My husband is napping on the couch beneath a wall of photographs; our wedding day, first birthdays and countless Christmases. It’s a nice home. We have a ficus.
The cicadas call and I think about my walk-in closet, about the dark corner where my garment bag hangs. Maybe someday I will take it down and show my girls all my other skins; wingless and shy, tattooed and wide-mouthed, regal and wise, all hollow and used and split up the backside.
I scratch the crisp skin at the nape of my neck and wonder if I’ll have the chance to watch them see.
My husband sleeps and my girls discuss seating arrangements as I listen to the siren song of cicadas.
* * *
The girls are screaming.
The sun is rising behind the trees and I’m crouched down in the grass, waiting for my new skin to dry.
I imagine them wide-eyed and gaping at the shell of their mother, empty and lifeless, in the bed. It is my own fault. I knew better than to stay so long.
The sirens are approaching. The flashing lights illuminate the driveway in waves of red and blue. I slink into the shadows of the cypress and the oak, running my still shining fingers over the rough bark in a gentle farewell to tea parties in their shade.
* * *
The apartment is filthy and dark and damp and full of sleepers. They are scattered about, their rhythms out of sync with one another so all that can be heard is the low, steady whisper-exodus of breath; one long, constant exhale.
I sit on the floor, my body curled into a corner of the room, and draw pictures of little girls with a stub of pencil.

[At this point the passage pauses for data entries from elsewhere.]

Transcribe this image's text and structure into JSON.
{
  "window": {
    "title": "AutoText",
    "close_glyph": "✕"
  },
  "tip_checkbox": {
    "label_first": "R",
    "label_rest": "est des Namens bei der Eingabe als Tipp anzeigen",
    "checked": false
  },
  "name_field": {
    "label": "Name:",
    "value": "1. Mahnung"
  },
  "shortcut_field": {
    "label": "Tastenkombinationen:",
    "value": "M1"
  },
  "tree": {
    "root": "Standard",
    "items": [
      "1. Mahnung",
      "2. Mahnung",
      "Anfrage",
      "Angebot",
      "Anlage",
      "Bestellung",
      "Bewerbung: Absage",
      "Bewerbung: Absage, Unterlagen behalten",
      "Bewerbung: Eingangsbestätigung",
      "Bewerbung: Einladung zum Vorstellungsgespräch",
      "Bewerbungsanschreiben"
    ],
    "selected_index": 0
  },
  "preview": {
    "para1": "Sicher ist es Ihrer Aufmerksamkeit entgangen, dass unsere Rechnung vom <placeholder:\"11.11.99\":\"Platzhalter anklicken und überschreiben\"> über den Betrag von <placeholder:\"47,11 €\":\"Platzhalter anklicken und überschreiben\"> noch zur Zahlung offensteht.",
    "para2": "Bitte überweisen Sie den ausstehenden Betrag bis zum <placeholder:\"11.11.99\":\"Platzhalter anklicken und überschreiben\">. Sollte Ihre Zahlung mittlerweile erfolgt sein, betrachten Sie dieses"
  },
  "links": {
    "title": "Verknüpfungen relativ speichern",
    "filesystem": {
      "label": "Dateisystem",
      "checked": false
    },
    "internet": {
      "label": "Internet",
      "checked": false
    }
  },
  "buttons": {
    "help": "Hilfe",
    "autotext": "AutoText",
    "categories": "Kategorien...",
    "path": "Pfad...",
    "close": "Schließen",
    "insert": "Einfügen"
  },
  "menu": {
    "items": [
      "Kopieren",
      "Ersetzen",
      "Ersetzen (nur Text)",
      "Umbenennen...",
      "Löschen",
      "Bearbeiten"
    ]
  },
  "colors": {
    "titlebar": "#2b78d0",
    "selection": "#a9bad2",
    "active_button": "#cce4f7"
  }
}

It is too dark to see. My fingers are guided by memory over brow ridges and around the edges of chipped tea cups.
A dog silently pads through the maze of bodies and finds me. It licks my hands, my wounds. The dog is right. There are no little girls here, only wood pulp and graphite.
* * *
I go to the Halloween party dressed as a zombie, an undead. It feels appropriate. I’ve cut my clothes, exposing as much cleavage and thigh as society will allow. The band plays Monster Mash and eager singles crowd the bar, pressing their bodies against one another as they order drinks with names like Bloody Mary or Dark and Stormy, drinks to suit the occasion.
A man in a vampire cape moves in close and we dance. Life is short. We don’t have a lot of time, so we dance.
* * *
The baby stays asleep as I bend down and place a soft kiss on her forehead. It never felt like abandonment before the tea parties and the cicada skins, but now the infantile smell pulls me in and doesn’t want to let me go.
But I know better than to stay too long.
My husband is snoring in the bedroom. I creep down the hallway, as I have on so many nights, and lock the door behind me for the last time.
I follow the moon eight blocks to the old house.
My fingers caress the cypress as I pass through its shadow. The windows are dark, but I’ve seen, on my early evening walks, the silhouette of the bunk beds in which the girls now sleep. I sit on the grass beneath the closest window.
I wonder how they remember me, whether they think of afternoons spent spinning around and around until we lost our balance and fell to the ground, or only as a hollow skin, devoid of warmth and motherly love.
They will understand, I tell myself. When the time comes, when they grow beyond the limits of themselves and fly into the world, they will remember me. I tell myself this. Maybe it is true.
Until then, I offer the only apology I know how to give. I sit like a shy ghost in the light of the moon and, with my eyes turned to the window, I sing.